Dr. Davis’s Clinical Research submission is entitled “Ultrasound evaluation of gastric emptying time in neonates and infants.”

Background: Preoperative fasting guidelines for all age groups (Practice Guidelines for Preoperative Fasting, updated 2016) have been developed by the American Society of Anesthesiologists to help mitigate the risk of pulmonary aspiration, an infrequent but potentially devastating complication during anesthesia.1 These recommendations, particularly in the pediatric population, are supported by very limited evidence. NPO guidelines in very young children are six hours for formula feeding and the fasting interval far exceeds the feeding intervals infants normally experience (3–4 hours).1 Thus, when NPO durations are excessively long, there are real risks of dehydration and possibly hypoglycemia, in addition to being a source of parental dissatisfaction and cause of irritability in young patients. The purpose of this study will be to elucidate gastric emptying times in healthy newborns and infants to support the development of rational fasting guidelines, which would optimize patient safety and well-being, as well as parental satisfaction.

Aims: This study will attempt to determine gastric emptying times in newborns, and infants of ages 3–6 months and 9–12 months, using serial ultrasound assessments of gastric antral volumes. We will test the hypothesis that gastric emptying times after formula feeding are less than the recommended six hours in neonates and young infants.

Implications: If the results document that gastric emptying times are less than six hours for formula-fed newborns and infants, then revisions to NPO guidelines for pediatric patients can be supported. Abbreviating the fasting times in these young children will improve patient and family satisfaction while maintaining patient safety.

Funding: $149,993 (January 1, 2019–December 31, 2020). This grant was designated the APSF/ASA Presidents Research Award.


  1. An Updated Report by the American Society of Anesthesiologists Task Force on Preoperative Fasting and the Use of Pharmacologic Agents to Reduce the Risk of Pulmonary Aspiration. Practice guidelines for preoperative fasting and the use of pharmacologic agents to reduce the risk of pulmonary aspiration: application to healthy patients undergoing elective procedures. Anesthesiology. 2017; 126:376-93.
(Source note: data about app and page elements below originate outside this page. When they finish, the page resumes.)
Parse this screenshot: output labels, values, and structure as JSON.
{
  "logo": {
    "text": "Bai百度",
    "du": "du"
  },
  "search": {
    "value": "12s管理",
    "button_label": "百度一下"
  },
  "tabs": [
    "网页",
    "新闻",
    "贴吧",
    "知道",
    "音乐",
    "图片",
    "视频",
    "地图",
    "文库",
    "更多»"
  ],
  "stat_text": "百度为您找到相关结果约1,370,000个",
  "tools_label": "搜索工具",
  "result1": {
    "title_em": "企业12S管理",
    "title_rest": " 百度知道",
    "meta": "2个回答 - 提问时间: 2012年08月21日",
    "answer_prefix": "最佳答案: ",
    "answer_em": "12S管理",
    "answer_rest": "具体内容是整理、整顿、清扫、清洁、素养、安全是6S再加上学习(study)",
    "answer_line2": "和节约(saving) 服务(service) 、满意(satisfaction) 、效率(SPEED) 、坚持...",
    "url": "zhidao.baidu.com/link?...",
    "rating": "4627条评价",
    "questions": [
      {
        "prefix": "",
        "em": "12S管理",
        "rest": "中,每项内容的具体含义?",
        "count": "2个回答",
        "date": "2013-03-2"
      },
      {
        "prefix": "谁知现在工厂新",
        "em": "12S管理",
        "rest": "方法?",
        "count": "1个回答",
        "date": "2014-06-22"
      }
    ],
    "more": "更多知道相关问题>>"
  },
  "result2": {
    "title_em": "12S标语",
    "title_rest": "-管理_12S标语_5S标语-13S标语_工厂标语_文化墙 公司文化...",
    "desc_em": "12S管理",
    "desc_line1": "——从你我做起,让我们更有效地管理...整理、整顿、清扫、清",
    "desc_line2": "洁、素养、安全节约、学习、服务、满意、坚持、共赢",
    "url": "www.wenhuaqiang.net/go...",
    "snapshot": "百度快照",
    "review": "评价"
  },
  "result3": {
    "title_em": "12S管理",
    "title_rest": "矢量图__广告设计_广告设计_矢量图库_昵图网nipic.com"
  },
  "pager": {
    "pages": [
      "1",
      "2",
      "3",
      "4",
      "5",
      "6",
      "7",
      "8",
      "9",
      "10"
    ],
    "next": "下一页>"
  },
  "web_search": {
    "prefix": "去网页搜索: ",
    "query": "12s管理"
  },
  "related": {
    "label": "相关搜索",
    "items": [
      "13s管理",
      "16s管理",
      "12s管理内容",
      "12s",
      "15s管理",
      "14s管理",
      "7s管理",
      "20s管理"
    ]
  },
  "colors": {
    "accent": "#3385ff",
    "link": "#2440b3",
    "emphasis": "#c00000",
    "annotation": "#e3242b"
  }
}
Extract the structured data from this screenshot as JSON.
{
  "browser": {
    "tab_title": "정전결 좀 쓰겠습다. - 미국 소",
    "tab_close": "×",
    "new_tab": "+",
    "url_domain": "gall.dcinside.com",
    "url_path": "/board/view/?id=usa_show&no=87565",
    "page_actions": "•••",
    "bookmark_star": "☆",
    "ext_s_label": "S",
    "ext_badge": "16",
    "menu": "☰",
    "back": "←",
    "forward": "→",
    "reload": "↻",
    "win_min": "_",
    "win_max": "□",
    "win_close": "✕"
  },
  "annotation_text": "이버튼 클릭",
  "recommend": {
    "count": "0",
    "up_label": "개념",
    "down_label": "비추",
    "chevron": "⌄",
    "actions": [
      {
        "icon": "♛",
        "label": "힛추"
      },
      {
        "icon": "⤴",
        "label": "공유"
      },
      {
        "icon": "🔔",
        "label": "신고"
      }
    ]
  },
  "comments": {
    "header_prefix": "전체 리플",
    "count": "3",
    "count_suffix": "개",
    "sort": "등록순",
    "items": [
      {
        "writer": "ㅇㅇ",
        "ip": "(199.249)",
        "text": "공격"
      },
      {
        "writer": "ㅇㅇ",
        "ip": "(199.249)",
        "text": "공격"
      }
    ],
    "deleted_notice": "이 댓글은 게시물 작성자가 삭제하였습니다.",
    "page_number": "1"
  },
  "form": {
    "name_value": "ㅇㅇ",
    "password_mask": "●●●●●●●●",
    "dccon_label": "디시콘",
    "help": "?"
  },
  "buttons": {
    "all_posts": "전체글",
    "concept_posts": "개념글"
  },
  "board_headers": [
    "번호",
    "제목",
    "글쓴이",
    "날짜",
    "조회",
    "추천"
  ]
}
Dr. Howard is a staff anesthesiologist at the VA Palo Alto Health Care System and he is professor of anesthesiology, perioperative and pain medicine at Stanford University School of Medicine. Dr. Howard also serves as current chair of the APSF Scientific Evaluation Committee

Dr. Howard serves on the Board of Directors of the APSF and has no other conflicts of interest to declare.